> **DIRECTIONS**
Repeat every entry below exactly as given.

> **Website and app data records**
----------------

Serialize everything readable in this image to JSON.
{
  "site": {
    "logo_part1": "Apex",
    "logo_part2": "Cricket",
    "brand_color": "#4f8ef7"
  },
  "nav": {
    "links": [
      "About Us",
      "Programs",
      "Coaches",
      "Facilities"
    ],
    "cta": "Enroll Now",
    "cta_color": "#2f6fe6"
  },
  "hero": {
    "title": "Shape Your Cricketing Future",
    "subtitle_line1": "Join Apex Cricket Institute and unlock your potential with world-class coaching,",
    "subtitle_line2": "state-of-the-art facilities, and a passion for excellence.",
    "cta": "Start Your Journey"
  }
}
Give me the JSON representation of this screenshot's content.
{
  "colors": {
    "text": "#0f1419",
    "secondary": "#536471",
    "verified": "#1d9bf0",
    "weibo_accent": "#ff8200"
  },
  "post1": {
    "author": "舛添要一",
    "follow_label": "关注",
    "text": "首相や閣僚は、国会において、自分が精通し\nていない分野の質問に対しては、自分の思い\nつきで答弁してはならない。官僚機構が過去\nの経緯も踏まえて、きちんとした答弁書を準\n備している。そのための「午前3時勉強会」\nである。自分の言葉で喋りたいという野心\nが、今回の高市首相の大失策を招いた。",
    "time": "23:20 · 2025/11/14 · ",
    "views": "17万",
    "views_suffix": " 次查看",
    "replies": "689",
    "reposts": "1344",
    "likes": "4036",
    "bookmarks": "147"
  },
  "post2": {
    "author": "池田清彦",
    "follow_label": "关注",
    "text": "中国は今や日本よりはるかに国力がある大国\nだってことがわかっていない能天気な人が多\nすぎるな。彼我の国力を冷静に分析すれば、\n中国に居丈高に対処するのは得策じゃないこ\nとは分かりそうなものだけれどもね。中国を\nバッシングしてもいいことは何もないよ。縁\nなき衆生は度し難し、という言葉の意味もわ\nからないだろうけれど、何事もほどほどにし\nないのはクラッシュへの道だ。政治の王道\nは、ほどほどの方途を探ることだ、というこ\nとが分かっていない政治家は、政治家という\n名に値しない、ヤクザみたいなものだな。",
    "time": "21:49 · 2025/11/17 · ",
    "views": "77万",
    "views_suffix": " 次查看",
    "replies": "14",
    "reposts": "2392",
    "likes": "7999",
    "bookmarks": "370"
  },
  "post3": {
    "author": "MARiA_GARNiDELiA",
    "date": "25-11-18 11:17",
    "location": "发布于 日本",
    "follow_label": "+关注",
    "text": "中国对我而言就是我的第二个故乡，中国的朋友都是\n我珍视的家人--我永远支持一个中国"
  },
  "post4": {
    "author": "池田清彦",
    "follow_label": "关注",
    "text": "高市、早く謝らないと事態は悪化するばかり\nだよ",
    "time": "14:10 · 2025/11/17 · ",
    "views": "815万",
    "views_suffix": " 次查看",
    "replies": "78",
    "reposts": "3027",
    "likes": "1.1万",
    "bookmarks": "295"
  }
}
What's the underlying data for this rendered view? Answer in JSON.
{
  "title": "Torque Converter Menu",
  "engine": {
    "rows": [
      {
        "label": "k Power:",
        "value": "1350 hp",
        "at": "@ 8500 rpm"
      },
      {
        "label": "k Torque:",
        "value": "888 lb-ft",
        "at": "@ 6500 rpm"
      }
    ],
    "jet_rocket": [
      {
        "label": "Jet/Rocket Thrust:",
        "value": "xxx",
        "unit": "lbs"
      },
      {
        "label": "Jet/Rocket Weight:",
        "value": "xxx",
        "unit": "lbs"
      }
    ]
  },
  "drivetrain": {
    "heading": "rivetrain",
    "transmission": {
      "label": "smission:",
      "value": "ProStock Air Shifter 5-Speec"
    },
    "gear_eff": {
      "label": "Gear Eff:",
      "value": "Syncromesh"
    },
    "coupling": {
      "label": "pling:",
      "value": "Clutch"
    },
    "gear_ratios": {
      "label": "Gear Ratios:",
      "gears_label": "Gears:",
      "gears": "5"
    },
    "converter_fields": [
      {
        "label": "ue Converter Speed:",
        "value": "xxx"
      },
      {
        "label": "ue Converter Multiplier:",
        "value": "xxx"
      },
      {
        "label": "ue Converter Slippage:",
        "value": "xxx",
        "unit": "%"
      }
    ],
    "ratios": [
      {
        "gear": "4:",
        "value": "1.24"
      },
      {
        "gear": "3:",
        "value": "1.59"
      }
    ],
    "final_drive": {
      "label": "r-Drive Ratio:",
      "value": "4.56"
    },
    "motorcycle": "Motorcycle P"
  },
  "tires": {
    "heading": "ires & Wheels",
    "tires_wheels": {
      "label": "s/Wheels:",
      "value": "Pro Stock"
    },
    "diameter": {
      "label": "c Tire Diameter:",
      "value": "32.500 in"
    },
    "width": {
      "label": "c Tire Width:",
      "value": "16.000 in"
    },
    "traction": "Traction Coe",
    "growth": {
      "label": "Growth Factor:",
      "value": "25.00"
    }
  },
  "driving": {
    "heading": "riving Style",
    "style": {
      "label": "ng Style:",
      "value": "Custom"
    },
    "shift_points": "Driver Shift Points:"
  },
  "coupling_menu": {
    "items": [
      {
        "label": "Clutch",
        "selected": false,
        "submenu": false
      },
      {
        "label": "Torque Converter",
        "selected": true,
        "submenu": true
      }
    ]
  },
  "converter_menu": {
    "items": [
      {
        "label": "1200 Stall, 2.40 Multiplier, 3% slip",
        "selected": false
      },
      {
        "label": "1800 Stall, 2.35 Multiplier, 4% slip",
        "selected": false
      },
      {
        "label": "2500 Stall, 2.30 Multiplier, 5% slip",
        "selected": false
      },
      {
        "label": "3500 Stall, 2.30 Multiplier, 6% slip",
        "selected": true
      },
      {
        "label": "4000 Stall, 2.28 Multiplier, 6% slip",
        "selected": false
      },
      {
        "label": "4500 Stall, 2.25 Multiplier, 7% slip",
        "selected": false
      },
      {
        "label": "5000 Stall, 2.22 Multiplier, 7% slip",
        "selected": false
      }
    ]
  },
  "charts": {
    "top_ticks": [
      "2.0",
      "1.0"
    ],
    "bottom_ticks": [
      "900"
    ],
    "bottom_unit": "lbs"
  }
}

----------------

> **OUTPUT BELOW**
Serialize everything readable in this image to JSON.
{
  "site": {
    "logo_part1": "Apex",
    "logo_part2": "Cricket",
    "brand_color": "#4f8ef7"
  },
  "nav": {
    "links": [
      "About Us",
      "Programs",
      "Coaches",
      "Facilities"
    ],
    "cta": "Enroll Now",
    "cta_color": "#2f6fe6"
  },
  "hero": {
    "title": "Shape Your Cricketing Future",
    "subtitle_line1": "Join Apex Cricket Institute and unlock your potential with world-class coaching,",
    "subtitle_line2": "state-of-the-art facilities, and a passion for excellence.",
    "cta": "Start Your Journey"
  }
}
Give me the JSON representation of this screenshot's content.
{
  "colors": {
    "text": "#0f1419",
    "secondary": "#536471",
    "verified": "#1d9bf0",
    "weibo_accent": "#ff8200"
  },
  "post1": {
    "author": "舛添要一",
    "follow_label": "关注",
    "text": "首相や閣僚は、国会において、自分が精通し\nていない分野の質問に対しては、自分の思い\nつきで答弁してはならない。官僚機構が過去\nの経緯も踏まえて、きちんとした答弁書を準\n備している。そのための「午前3時勉強会」\nである。自分の言葉で喋りたいという野心\nが、今回の高市首相の大失策を招いた。",
    "time": "23:20 · 2025/11/14 · ",
    "views": "17万",
    "views_suffix": " 次查看",
    "replies": "689",
    "reposts": "1344",
    "likes": "4036",
    "bookmarks": "147"
  },
  "post2": {
    "author": "池田清彦",
    "follow_label": "关注",
    "text": "中国は今や日本よりはるかに国力がある大国\nだってことがわかっていない能天気な人が多\nすぎるな。彼我の国力を冷静に分析すれば、\n中国に居丈高に対処するのは得策じゃないこ\nとは分かりそうなものだけれどもね。中国を\nバッシングしてもいいことは何もないよ。縁\nなき衆生は度し難し、という言葉の意味もわ\nからないだろうけれど、何事もほどほどにし\nないのはクラッシュへの道だ。政治の王道\nは、ほどほどの方途を探ることだ、というこ\nとが分かっていない政治家は、政治家という\n名に値しない、ヤクザみたいなものだな。",
    "time": "21:49 · 2025/11/17 · ",
    "views": "77万",
    "views_suffix": " 次查看",
    "replies": "14",
    "reposts": "2392",
    "likes": "7999",
    "bookmarks": "370"
  },
  "post3": {
    "author": "MARiA_GARNiDELiA",
    "date": "25-11-18 11:17",
    "location": "发布于 日本",
    "follow_label": "+关注",
    "text": "中国对我而言就是我的第二个故乡，中国的朋友都是\n我珍视的家人--我永远支持一个中国"
  },
  "post4": {
    "author": "池田清彦",
    "follow_label": "关注",
    "text": "高市、早く謝らないと事態は悪化するばかり\nだよ",
    "time": "14:10 · 2025/11/17 · ",
    "views": "815万",
    "views_suffix": " 次查看",
    "replies": "78",
    "reposts": "3027",
    "likes": "1.1万",
    "bookmarks": "295"
  }
}
What's the underlying data for this rendered view? Answer in JSON.
{
  "title": "Torque Converter Menu",
  "engine": {
    "rows": [
      {
        "label": "k Power:",
        "value": "1350 hp",
        "at": "@ 8500 rpm"
      },
      {
        "label": "k Torque:",
        "value": "888 lb-ft",
        "at": "@ 6500 rpm"
      }
    ],
    "jet_rocket": [
      {
        "label": "Jet/Rocket Thrust:",
        "value": "xxx",
        "unit": "lbs"
      },
      {
        "label": "Jet/Rocket Weight:",
        "value": "xxx",
        "unit": "lbs"
      }
    ]
  },
  "drivetrain": {
    "heading": "rivetrain",
    "transmission": {
      "label": "smission:",
      "value": "ProStock Air Shifter 5-Speec"
    },
    "gear_eff": {
      "label": "Gear Eff:",
      "value": "Syncromesh"
    },
    "coupling": {
      "label": "pling:",
      "value": "Clutch"
    },
    "gear_ratios": {
      "label": "Gear Ratios:",
      "gears_label": "Gears:",
      "gears": "5"
    },
    "converter_fields": [
      {
        "label": "ue Converter Speed:",
        "value": "xxx"
      },
      {
        "label": "ue Converter Multiplier:",
        "value": "xxx"
      },
      {
        "label": "ue Converter Slippage:",
        "value": "xxx",
        "unit": "%"
      }
    ],
    "ratios": [
      {
        "gear": "4:",
        "value": "1.24"
      },
      {
        "gear": "3:",
        "value": "1.59"
      }
    ],
    "final_drive": {
      "label": "r-Drive Ratio:",
      "value": "4.56"
    },
    "motorcycle": "Motorcycle P"
  },
  "tires": {
    "heading": "ires & Wheels",
    "tires_wheels": {
      "label": "s/Wheels:",
      "value": "Pro Stock"
    },
    "diameter": {
      "label": "c Tire Diameter:",
      "value": "32.500 in"
    },
    "width": {
      "label": "c Tire Width:",
      "value": "16.000 in"
    },
    "traction": "Traction Coe",
    "growth": {
      "label": "Growth Factor:",
      "value": "25.00"
    }
  },
  "driving": {
    "heading": "riving Style",
    "style": {
      "label": "ng Style:",
      "value": "Custom"
    },
    "shift_points": "Driver Shift Points:"
  },
  "coupling_menu": {
    "items": [
      {
        "label": "Clutch",
        "selected": false,
        "submenu": false
      },
      {
        "label": "Torque Converter",
        "selected": true,
        "submenu": true
      }
    ]
  },
  "converter_menu": {
    "items": [
      {
        "label": "1200 Stall, 2.40 Multiplier, 3% slip",
        "selected": false
      },
      {
        "label": "1800 Stall, 2.35 Multiplier, 4% slip",
        "selected": false
      },
      {
        "label": "2500 Stall, 2.30 Multiplier, 5% slip",
        "selected": false
      },
      {
        "label": "3500 Stall, 2.30 Multiplier, 6% slip",
        "selected": true
      },
      {
        "label": "4000 Stall, 2.28 Multiplier, 6% slip",
        "selected": false
      },
      {
        "label": "4500 Stall, 2.25 Multiplier, 7% slip",
        "selected": false
      },
      {
        "label": "5000 Stall, 2.22 Multiplier, 7% slip",
        "selected": false
      }
    ]
  },
  "charts": {
    "top_ticks": [
      "2.0",
      "1.0"
    ],
    "bottom_ticks": [
      "900"
    ],
    "bottom_unit": "lbs"
  }
}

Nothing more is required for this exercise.